→ Task requirements
In the entries below, find every line with "screenshot" and copy it.

Dataset rows for apps and sites

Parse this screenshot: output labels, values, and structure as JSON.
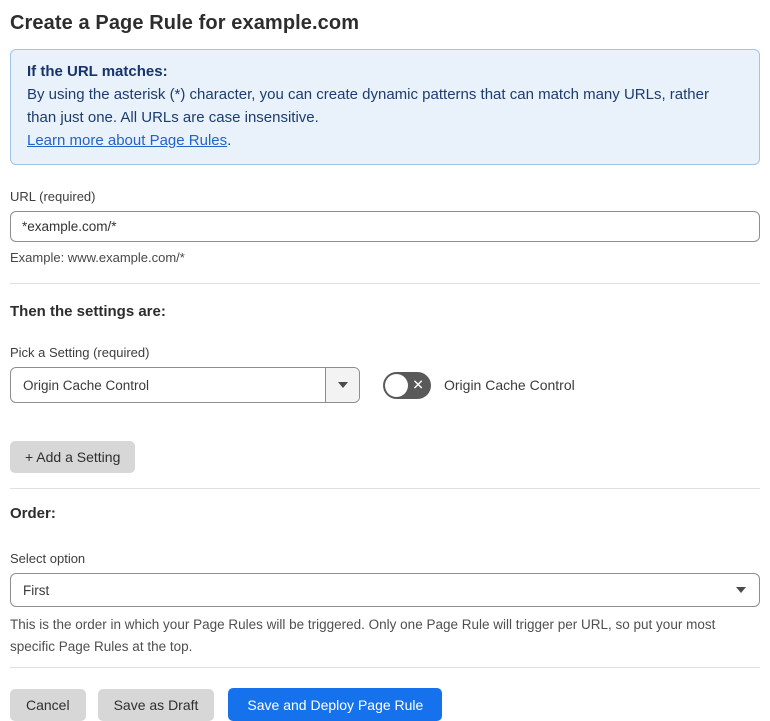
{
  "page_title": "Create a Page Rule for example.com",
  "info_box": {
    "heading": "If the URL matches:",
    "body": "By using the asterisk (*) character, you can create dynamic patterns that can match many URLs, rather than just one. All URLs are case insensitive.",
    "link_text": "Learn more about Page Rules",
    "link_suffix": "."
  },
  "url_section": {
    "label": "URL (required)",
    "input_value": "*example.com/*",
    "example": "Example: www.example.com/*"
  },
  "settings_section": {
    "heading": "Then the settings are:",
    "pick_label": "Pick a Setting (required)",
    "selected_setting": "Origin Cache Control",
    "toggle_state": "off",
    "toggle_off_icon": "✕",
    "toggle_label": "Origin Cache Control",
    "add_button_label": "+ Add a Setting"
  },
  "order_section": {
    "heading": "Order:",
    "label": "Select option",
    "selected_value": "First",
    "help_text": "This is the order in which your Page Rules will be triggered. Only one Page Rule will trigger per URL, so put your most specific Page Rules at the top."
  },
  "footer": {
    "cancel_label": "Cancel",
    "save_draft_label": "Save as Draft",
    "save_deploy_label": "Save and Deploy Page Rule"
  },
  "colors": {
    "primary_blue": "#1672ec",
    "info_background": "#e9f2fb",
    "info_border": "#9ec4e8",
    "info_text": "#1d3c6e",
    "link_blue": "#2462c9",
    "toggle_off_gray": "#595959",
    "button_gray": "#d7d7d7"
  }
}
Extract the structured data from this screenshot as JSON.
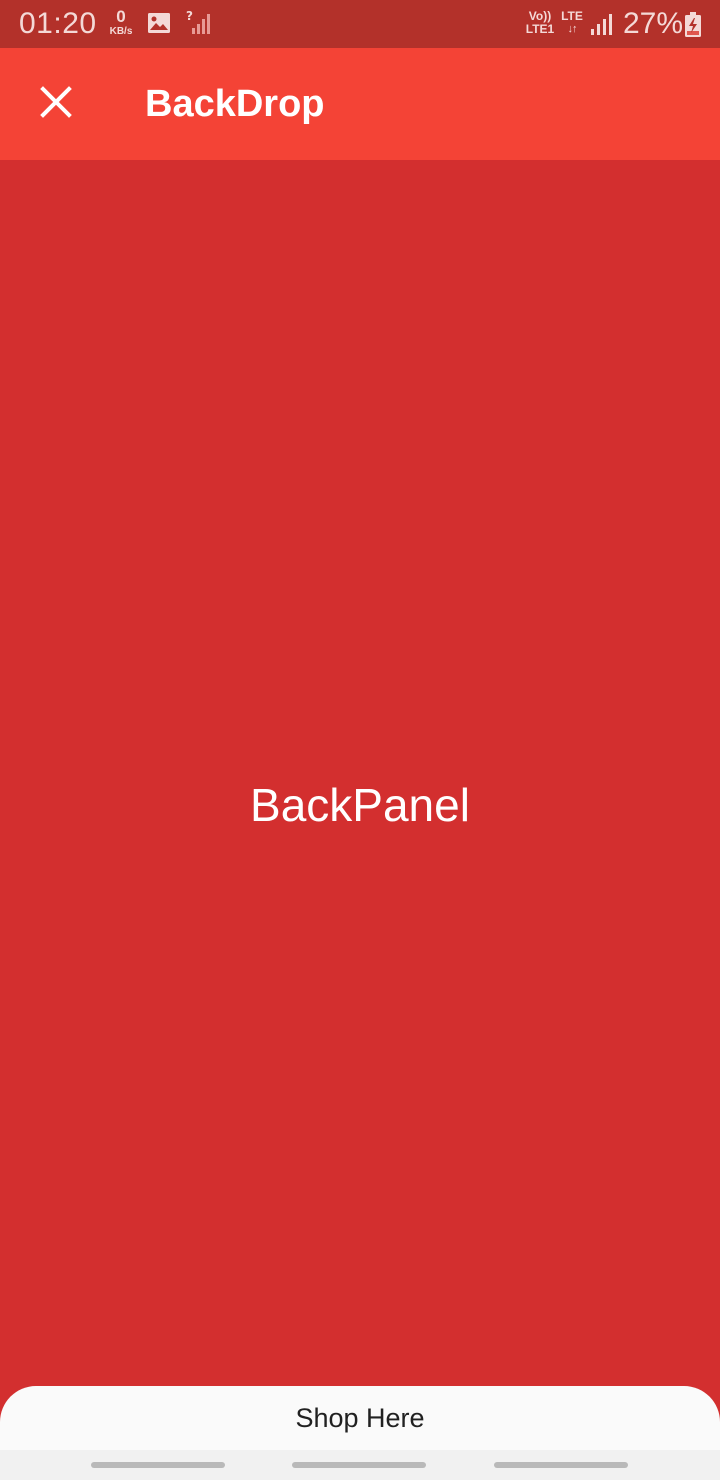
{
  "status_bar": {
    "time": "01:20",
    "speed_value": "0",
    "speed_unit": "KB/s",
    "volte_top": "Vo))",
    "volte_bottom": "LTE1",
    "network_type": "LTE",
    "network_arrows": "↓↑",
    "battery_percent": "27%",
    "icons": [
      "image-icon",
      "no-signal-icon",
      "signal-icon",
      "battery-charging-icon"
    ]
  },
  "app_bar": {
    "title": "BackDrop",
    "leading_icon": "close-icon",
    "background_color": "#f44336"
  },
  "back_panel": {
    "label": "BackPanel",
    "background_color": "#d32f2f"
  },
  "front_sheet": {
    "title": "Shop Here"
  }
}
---
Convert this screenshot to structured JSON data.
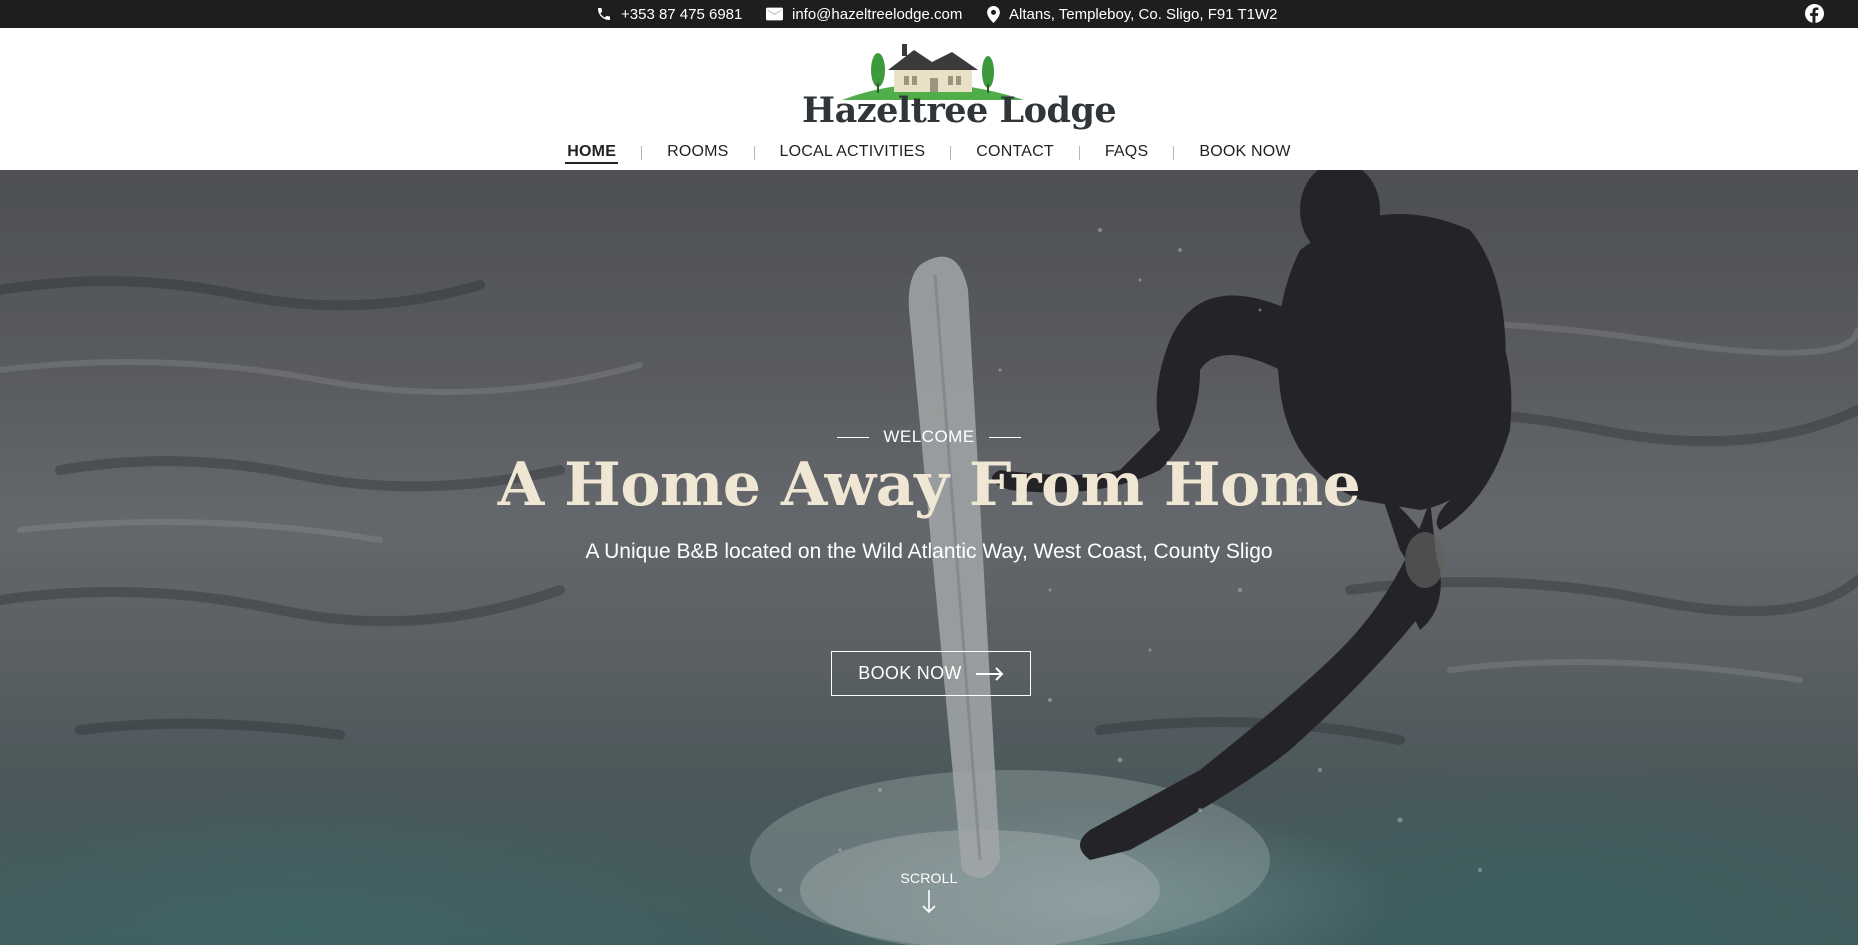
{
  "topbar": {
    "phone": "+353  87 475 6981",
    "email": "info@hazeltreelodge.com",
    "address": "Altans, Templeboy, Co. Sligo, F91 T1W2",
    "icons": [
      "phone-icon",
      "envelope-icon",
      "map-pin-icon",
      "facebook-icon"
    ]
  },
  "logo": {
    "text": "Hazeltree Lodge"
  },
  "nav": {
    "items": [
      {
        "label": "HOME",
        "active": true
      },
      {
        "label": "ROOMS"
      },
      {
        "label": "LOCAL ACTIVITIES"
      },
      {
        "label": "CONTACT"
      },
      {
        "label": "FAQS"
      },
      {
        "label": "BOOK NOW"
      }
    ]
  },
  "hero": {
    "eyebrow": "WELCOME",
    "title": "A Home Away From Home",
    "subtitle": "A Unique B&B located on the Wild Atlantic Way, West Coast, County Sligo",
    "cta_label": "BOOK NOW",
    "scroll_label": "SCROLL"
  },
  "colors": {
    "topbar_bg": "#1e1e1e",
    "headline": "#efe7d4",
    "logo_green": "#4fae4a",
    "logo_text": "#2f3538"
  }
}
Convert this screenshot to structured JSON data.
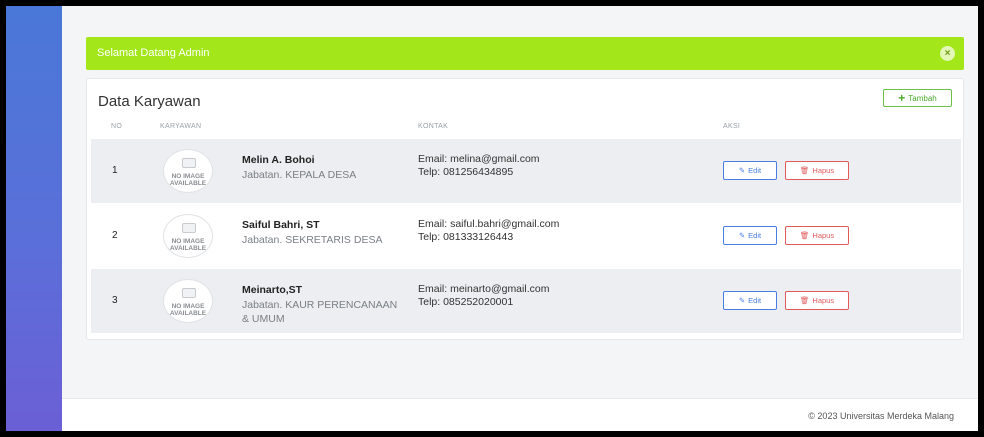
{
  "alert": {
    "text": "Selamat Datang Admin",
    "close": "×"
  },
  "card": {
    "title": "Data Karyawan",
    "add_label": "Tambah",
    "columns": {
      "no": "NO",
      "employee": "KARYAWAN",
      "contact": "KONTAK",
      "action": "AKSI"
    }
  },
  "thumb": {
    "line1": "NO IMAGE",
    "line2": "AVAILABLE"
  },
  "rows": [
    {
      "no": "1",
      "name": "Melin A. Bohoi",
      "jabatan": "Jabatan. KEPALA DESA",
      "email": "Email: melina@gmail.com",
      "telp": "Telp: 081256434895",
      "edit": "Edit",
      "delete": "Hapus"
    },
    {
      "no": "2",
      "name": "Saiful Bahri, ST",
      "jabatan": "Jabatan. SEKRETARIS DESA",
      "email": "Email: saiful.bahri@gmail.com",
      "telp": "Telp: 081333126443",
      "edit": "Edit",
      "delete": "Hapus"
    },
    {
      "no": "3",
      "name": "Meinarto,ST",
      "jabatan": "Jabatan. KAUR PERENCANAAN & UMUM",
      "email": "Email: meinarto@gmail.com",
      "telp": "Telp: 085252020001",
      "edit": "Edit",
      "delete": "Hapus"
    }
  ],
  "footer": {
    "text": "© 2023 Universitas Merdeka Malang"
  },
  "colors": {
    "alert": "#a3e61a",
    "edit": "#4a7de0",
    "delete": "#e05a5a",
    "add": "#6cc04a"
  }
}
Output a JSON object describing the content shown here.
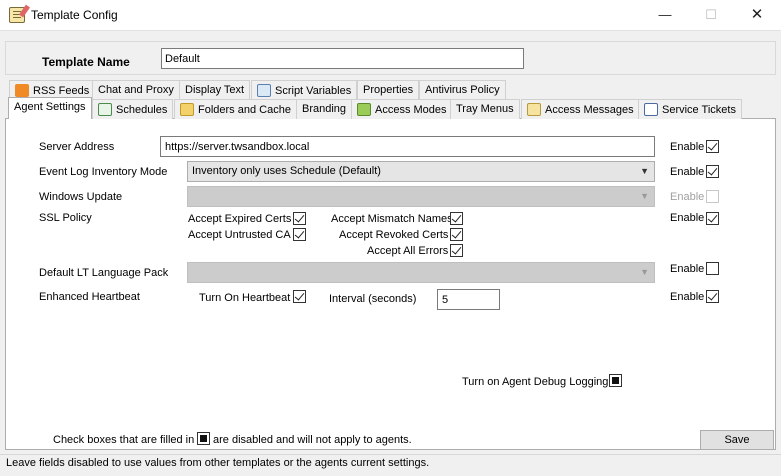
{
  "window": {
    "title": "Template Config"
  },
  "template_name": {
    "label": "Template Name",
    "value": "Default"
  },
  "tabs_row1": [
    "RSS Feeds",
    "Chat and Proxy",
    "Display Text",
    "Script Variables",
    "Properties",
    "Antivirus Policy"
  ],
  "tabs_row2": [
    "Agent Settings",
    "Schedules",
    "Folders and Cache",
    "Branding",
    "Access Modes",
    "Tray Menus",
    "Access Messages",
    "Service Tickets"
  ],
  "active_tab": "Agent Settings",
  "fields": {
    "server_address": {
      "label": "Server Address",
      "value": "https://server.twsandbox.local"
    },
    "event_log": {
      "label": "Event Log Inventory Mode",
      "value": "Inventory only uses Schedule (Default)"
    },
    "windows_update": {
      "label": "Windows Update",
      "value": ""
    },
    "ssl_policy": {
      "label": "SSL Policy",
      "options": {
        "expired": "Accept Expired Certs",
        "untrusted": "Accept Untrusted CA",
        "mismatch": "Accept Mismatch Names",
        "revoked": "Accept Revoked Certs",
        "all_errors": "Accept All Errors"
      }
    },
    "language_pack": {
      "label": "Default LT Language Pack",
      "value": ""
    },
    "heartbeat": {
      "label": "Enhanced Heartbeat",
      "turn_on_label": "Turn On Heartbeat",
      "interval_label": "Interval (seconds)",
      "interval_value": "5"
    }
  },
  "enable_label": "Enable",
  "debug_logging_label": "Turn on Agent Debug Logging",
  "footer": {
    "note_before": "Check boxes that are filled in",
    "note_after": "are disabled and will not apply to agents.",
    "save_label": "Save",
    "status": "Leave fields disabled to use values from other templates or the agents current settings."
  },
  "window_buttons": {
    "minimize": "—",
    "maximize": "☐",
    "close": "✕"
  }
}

→ Written response
Parse this screenshot: output labels, values, and structure as JSON.
Extract the structured data from this screenshot as JSON.
Convert this screenshot to structured JSON data.
Convert this screenshot to structured JSON data.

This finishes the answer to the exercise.